You might also wonder if the boys saw the yellow-clad UFOccupants. Perhaps they were so frightened by the flying object that they turned ordinary people into aliens.
And what about the strange woman? Why was she pointing at the sky, and did she really disappear? Maybe she was a ghost. Or maybe she was just a tired woman walking home from work who happened to stretch her arm a moment.
Were the boys playing a prank? Or were they so scared by a passing plane that they imagined a spooky UFO? Were they trying to get some attention? Or could they have been telling the truth?
Three UFO investigators, Budd Hopkins, Ted Bloecher, and Patrick Huyghe, decided to study the case. First, they called the boys' parents and arranged to investigate the encounter. On February 5, five days after the initial sighting, they arrived in Montvale. The men inspected the playing field and surrounding area. They also interviewed each boy privately.
The investigators had two questions in mind: Were the boys lying, or had they seen something? If they had seen something, could it be explained by normal circumstances?
In the course of their questioning, the men tried to trick the boys into admitting that they hadn't really seen a UFO or any strange creatures. They questioned the boys about Star Trek, Star Wars, and Close Encounters of the Third Kind. But they learned from Eddie and Michael's father that his sons had never been interested in science fiction. The boys stuck to their story. As Budd Hopkins wrote in his report, "It became clear to all three of us by the end of the day that the boys were not perpetrating a hoax."

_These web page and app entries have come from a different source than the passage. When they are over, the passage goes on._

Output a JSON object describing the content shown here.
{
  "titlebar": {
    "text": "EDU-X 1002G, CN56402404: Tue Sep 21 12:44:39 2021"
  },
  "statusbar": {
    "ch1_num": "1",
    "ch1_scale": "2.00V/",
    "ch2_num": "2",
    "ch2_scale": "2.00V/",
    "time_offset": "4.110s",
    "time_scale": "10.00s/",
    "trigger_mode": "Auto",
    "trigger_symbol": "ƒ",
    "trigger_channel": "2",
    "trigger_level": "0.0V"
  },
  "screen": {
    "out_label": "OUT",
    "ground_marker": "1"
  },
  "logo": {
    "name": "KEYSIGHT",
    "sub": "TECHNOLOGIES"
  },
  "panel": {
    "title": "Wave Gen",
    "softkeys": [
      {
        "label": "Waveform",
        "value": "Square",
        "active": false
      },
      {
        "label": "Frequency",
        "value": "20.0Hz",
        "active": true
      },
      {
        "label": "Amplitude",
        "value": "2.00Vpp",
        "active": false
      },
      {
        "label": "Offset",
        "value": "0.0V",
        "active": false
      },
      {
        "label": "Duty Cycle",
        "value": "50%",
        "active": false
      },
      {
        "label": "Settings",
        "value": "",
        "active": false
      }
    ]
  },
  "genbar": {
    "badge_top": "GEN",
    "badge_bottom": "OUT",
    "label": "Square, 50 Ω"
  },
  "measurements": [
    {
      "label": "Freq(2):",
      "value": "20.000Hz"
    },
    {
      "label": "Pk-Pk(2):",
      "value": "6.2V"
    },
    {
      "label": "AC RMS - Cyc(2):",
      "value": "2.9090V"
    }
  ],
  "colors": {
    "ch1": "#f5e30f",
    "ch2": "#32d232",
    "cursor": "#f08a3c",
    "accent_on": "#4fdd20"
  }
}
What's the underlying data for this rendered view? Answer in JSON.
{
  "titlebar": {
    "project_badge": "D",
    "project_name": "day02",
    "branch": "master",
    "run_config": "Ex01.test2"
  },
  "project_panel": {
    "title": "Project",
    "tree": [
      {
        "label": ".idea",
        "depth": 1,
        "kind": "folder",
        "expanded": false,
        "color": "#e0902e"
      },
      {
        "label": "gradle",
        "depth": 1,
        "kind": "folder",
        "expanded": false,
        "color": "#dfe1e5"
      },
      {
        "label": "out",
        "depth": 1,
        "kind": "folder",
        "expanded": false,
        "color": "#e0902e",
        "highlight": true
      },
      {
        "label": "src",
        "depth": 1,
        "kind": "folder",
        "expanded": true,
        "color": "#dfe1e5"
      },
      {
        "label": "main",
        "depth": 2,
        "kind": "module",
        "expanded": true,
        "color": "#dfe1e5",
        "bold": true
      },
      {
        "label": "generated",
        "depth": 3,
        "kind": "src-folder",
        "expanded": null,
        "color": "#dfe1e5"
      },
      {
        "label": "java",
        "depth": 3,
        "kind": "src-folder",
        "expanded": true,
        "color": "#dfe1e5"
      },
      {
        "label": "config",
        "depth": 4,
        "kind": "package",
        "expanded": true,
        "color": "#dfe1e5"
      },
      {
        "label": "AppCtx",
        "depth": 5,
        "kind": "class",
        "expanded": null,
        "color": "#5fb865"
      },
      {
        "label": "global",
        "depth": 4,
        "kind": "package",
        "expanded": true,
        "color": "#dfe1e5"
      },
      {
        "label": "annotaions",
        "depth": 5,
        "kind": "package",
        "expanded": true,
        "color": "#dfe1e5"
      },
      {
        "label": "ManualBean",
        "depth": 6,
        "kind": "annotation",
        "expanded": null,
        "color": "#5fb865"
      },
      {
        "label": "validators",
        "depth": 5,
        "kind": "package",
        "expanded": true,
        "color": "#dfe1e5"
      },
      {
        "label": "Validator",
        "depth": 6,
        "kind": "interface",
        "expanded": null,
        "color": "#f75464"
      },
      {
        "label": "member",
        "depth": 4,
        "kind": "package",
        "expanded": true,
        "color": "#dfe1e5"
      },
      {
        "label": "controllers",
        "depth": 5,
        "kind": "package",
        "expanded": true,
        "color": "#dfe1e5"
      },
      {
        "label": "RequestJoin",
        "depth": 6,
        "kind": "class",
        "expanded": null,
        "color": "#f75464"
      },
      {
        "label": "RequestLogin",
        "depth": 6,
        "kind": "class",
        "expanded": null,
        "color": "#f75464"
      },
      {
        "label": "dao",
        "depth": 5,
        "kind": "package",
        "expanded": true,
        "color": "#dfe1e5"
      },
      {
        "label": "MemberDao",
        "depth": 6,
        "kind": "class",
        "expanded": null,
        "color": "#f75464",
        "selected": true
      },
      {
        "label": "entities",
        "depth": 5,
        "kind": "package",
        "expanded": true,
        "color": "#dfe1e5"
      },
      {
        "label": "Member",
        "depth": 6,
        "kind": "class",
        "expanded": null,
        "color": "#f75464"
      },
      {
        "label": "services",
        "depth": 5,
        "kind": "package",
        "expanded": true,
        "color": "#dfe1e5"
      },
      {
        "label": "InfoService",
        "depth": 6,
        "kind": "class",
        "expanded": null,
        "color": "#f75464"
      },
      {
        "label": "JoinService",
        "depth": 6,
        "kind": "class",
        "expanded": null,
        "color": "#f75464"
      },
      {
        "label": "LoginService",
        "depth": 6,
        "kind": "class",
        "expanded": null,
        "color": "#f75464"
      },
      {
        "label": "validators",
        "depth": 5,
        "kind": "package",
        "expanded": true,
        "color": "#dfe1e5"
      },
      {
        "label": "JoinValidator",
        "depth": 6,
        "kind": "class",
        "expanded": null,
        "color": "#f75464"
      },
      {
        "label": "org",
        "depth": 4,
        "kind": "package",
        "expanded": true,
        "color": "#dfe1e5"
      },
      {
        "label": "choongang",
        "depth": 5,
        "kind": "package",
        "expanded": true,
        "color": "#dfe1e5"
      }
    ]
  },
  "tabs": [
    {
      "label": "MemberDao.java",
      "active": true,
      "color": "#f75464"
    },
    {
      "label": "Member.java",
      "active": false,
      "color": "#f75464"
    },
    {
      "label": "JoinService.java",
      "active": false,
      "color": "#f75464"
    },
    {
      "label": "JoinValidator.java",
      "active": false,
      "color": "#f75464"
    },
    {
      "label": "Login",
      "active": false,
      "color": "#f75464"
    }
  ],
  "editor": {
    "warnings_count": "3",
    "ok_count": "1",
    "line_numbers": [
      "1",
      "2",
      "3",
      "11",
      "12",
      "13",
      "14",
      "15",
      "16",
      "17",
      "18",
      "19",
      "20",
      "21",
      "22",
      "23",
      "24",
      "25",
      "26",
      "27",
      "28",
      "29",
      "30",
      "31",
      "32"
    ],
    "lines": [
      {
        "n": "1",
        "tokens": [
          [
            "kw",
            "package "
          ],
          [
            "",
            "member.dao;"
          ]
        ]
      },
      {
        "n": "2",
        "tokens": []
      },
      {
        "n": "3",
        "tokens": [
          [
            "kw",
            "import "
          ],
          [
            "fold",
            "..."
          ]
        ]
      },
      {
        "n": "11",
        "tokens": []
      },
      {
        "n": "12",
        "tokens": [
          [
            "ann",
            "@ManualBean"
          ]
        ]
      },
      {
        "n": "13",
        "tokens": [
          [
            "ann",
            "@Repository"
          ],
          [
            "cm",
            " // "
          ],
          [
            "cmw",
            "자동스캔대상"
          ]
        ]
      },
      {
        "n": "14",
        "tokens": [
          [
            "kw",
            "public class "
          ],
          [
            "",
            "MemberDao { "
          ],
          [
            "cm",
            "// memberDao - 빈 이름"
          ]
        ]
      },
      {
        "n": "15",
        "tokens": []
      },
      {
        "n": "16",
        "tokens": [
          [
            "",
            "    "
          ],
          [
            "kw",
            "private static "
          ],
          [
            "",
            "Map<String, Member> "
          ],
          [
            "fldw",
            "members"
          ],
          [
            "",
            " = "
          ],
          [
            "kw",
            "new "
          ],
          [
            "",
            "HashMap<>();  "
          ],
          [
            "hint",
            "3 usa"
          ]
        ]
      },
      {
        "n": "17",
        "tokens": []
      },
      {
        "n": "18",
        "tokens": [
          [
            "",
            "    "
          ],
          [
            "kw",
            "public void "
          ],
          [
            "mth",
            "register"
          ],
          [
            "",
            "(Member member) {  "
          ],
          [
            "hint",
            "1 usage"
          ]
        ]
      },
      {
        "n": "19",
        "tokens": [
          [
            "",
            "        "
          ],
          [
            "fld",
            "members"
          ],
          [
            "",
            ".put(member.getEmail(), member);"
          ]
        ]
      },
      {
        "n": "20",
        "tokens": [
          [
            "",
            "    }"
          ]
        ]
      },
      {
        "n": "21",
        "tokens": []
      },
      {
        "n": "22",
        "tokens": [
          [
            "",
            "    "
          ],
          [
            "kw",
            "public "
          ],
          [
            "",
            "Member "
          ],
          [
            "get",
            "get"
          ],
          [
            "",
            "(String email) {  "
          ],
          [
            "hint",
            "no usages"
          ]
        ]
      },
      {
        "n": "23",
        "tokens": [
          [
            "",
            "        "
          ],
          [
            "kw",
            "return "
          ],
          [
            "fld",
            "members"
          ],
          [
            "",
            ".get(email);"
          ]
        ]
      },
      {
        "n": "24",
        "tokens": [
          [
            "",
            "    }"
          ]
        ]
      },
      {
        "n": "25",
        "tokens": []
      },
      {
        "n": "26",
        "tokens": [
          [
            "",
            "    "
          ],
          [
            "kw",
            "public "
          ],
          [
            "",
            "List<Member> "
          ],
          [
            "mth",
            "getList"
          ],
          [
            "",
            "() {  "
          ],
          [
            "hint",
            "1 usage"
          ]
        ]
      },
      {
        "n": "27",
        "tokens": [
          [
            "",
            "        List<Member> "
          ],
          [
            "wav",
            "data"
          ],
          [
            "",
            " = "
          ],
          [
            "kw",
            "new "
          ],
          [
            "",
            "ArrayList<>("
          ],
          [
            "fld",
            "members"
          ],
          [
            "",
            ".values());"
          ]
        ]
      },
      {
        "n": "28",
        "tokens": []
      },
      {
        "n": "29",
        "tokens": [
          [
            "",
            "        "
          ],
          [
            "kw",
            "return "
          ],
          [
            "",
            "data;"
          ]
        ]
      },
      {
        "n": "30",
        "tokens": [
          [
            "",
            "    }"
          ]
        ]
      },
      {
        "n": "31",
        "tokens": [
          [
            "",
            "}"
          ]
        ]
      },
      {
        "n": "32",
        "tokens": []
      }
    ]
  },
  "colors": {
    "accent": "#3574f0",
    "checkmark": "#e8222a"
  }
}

If the boys had actually seen a UFO, the men wanted to know whether it was something ordinary (like an airplane or a helicopter) that had caused the boys to jump to conclusions about every person they next encountered. When the New York Air Traffic Control Center and Newark Airport reported that no flying object had been picked up on radar in the vicinity of Montvale that evening, the investigators decided to center their inquiry on the creatures.

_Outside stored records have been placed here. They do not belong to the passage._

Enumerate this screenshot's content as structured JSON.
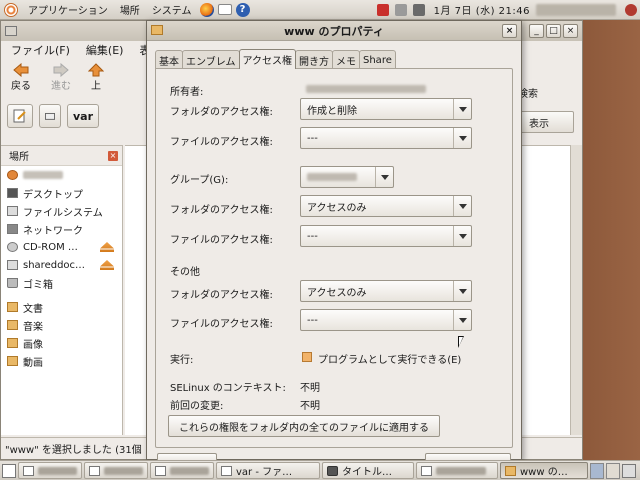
{
  "top_panel": {
    "menus": [
      "アプリケーション",
      "場所",
      "システム"
    ],
    "clock": "1月 7日 (水) 21:46"
  },
  "file_manager": {
    "menubar": [
      "ファイル(F)",
      "編集(E)",
      "表"
    ],
    "toolbar": {
      "back": "戻る",
      "forward": "進む",
      "up": "上"
    },
    "search_label": "検索",
    "location": "var",
    "view_combo": "表示",
    "sidebar": {
      "header": "場所",
      "items": [
        "デスクトップ",
        "ファイルシステム",
        "ネットワーク",
        "CD-ROM …",
        "shareddoc…",
        "ゴミ箱"
      ],
      "bookmarks": [
        "文書",
        "音楽",
        "画像",
        "動画"
      ]
    },
    "status": "\"www\" を選択しました (31個"
  },
  "dialog": {
    "title": "www のプロパティ",
    "tabs": [
      "基本",
      "エンブレム",
      "アクセス権",
      "開き方",
      "メモ",
      "Share"
    ],
    "active_tab": "アクセス権",
    "owner_section": "所有者:",
    "group_section": "グループ(G):",
    "other_section": "その他",
    "folder_access_label": "フォルダのアクセス権:",
    "file_access_label": "ファイルのアクセス権:",
    "owner": {
      "folder_access": "作成と削除",
      "file_access": "---"
    },
    "group": {
      "folder_access": "アクセスのみ",
      "file_access": "---"
    },
    "other": {
      "folder_access": "アクセスのみ",
      "file_access": "---"
    },
    "execute_label": "実行:",
    "execute_checkbox": "プログラムとして実行できる(E)",
    "selinux_label": "SELinux のコンテキスト:",
    "selinux_value": "不明",
    "last_changed_label": "前回の変更:",
    "last_changed_value": "不明",
    "apply_button": "これらの権限をフォルダ内の全てのファイルに適用する"
  },
  "taskbar": {
    "items": [
      "var - ファ…",
      "タイトル…",
      "www の…"
    ]
  }
}
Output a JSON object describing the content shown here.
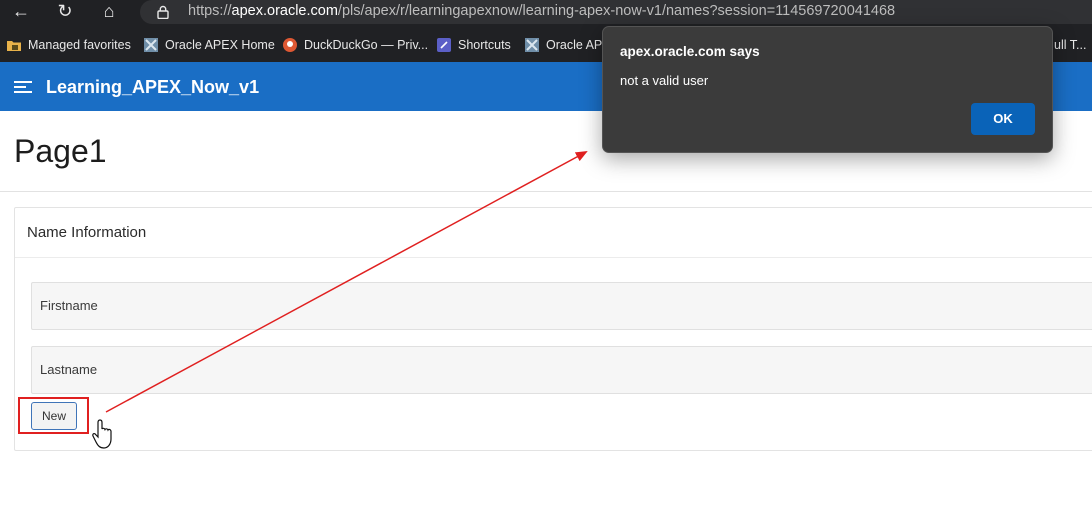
{
  "browser": {
    "url_host": "apex.oracle.com",
    "url_prefix": "https://",
    "url_path": "/pls/apex/r/learningapexnow/learning-apex-now-v1/names?session=114569720041468",
    "favorites": [
      {
        "label": "Managed favorites",
        "icon": "folder-icon"
      },
      {
        "label": "Oracle APEX Home",
        "icon": "apex-icon"
      },
      {
        "label": "DuckDuckGo — Priv...",
        "icon": "duckduckgo-icon"
      },
      {
        "label": "Shortcuts",
        "icon": "shortcuts-icon"
      },
      {
        "label": "Oracle APE",
        "icon": "apex-icon"
      },
      {
        "label": "ull T...",
        "icon": ""
      }
    ]
  },
  "app": {
    "title": "Learning_APEX_Now_v1",
    "page_title": "Page1",
    "region_title": "Name Information",
    "fields": [
      {
        "label": "Firstname"
      },
      {
        "label": "Lastname"
      }
    ],
    "new_button": "New"
  },
  "dialog": {
    "title": "apex.oracle.com says",
    "message": "not a valid user",
    "ok_label": "OK"
  },
  "colors": {
    "header": "#1a6ec5",
    "highlight": "#e02020",
    "dialog_bg": "#3b3b3b",
    "ok_button": "#0a63b8"
  }
}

Could they have been joggers?
Officer Pelsang of the Montvale Police Department reported that he had been on duty that evening and had seen no group of joggers. In fact, he had never seen more than two people jogging together in Montvale and never after dark. No one jogs after dark. They'd have to be crazy." Officer Pelsang was certain that he would have noticed a large group of joggers.
If they were not joggers, could the creatures have been employees of the Department of Public Works (DPW)?
The headquarters of the DPW were opposite the school's playing field and near where the boys first saw the yellow-suited aliens. The three men discovered that the DPW workers wore yellow uniforms in bad weather. However, Lewis Bradley of the DPW stated that all workers had gone home at 4:30 P.m. on the day in question and that none were wearing yellow uniforms that day.
The investigators were persistent in their questioning. Could another group of workers have been there that day?
"Look," Mr. Bradley said impatiently, "there are only six men who work here, and I'm the boss. I just finished handing in their time sheets."
As for the female creature, no one else had seen her. That left Hopkins, Bloecher, and Huyghe with no way to prove or disprove the boys' encounter.
Did the boys see a UFO? The investigators concluded that the boys' reports should not be ignored. They agreed with Officer Pelsang, who said, "Twelve-year old boys don't call the police unless they're really upset about something." The boys must have seen something real that night. However, no matter what the investigators wanted to believe, they could not prove that anything had happened. As they wrote in their final report, "The story is interesting but, alas, the amount of value from a case of this kind . . . is doubtful."
Copyright © James M. Deem. Taken from How to Catch a Flying Saucer (Houghton Mifflin, 1991). All rights reserved.